A dystopian future, a corrupt system of ruling, and a teenager that’s destined to bring it down. Sound familiar? ‘Course it does, my friends. Dystopias are everywhere you look, mostly dominating the YA market. This is not me griping about everyone’s unoriginality, because let’s face it, there are only so many plot frameworks that exist in the world and writing something that isn’t ‘new’ is not a problem if it’s done well. What I am wondering is what exactly this obsession with terrible future governments and the kids that take them apart says about us as writers and consumers.
It’s not as if this is a modern trend—people have been coming up with dystopian stories for as long as there have been governments to satirise or comment on, from totalitarian visions like George Orwell’s 1984 to William Gibson’s brand of cyberpunk. As one of my friends is fond of reminding me, The Hunger Games is in no way revolutionary since the exact same idea is played with in the ‘80s movie Running Man and the Japanese novel Battle Royale. So no, nothing about this love for crappy systems pitting characters against each other is very new.
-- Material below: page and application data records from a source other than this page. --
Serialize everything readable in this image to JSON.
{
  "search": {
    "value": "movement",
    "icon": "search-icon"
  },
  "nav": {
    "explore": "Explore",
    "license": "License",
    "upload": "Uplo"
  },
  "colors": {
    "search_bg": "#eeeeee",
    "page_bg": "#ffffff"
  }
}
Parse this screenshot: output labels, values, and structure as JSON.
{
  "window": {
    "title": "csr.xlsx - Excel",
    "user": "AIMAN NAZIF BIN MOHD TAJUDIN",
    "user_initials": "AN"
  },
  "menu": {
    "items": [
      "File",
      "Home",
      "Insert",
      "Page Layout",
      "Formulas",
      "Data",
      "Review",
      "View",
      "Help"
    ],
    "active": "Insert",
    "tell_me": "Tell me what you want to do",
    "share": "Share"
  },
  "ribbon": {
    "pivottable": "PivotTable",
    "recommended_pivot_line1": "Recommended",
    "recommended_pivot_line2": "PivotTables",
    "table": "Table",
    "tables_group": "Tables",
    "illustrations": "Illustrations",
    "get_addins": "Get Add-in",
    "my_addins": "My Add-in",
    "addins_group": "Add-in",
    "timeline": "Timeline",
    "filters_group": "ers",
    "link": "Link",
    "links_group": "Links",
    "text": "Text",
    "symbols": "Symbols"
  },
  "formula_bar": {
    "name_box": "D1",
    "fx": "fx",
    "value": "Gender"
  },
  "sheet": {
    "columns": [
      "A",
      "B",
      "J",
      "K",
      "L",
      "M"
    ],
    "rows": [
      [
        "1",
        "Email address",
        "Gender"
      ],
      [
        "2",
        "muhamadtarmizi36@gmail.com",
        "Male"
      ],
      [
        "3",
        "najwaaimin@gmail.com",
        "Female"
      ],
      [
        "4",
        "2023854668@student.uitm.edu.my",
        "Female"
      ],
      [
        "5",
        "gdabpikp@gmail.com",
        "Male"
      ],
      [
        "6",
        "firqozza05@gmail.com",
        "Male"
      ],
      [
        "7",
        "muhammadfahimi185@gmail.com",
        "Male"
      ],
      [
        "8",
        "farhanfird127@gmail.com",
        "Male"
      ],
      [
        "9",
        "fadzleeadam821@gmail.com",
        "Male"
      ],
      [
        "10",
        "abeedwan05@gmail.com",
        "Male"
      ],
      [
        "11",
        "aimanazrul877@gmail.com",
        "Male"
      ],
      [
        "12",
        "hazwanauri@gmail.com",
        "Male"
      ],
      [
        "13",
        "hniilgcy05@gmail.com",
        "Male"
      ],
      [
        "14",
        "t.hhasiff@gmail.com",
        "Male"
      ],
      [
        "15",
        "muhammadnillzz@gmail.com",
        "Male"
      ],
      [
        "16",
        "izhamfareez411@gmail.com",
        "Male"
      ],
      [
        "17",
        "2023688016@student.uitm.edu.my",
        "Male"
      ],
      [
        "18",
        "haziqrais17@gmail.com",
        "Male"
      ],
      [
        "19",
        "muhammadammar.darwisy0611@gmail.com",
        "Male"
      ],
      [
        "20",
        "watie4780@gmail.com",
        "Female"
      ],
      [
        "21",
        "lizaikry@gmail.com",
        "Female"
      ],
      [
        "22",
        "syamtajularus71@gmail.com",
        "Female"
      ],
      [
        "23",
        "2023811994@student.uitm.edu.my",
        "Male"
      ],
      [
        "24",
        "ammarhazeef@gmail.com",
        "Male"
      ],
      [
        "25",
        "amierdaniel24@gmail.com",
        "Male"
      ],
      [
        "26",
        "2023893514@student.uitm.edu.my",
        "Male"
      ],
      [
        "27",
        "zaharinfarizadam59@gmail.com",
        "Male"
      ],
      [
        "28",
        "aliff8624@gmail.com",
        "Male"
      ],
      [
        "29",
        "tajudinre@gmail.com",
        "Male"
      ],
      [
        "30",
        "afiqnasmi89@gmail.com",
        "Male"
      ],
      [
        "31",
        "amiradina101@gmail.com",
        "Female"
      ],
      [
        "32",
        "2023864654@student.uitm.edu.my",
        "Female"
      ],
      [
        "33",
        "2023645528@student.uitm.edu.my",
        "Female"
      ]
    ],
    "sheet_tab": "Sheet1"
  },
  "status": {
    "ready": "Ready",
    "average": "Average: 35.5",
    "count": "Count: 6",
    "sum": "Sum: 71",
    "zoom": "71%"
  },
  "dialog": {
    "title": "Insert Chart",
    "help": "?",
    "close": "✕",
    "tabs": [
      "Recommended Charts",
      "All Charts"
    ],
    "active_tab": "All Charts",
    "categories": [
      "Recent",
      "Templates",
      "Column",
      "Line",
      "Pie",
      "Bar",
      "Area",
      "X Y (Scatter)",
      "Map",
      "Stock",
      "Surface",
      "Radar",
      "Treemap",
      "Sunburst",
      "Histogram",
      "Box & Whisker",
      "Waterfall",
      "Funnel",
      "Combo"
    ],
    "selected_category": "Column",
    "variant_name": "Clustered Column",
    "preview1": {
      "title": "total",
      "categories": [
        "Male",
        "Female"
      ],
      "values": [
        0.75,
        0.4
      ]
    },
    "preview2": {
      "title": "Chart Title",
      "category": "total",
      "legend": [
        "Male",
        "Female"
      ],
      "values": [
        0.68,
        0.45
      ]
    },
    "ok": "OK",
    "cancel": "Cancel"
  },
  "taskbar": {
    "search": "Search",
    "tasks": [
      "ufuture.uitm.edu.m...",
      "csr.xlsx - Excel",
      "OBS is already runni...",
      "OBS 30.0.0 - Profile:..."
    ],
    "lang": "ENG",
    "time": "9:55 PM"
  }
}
The fact that it’s emerged so strongly in the young adult section is interesting to me, though. There could be a lot of reasons for that: seeing children affected drives home how horrible things really are in this imagined world, young people have always been associated with revolution and new ideas, and we all have an instinctive fear that teenaged girls have the power to destroy us. Well, fair enough. Continue reading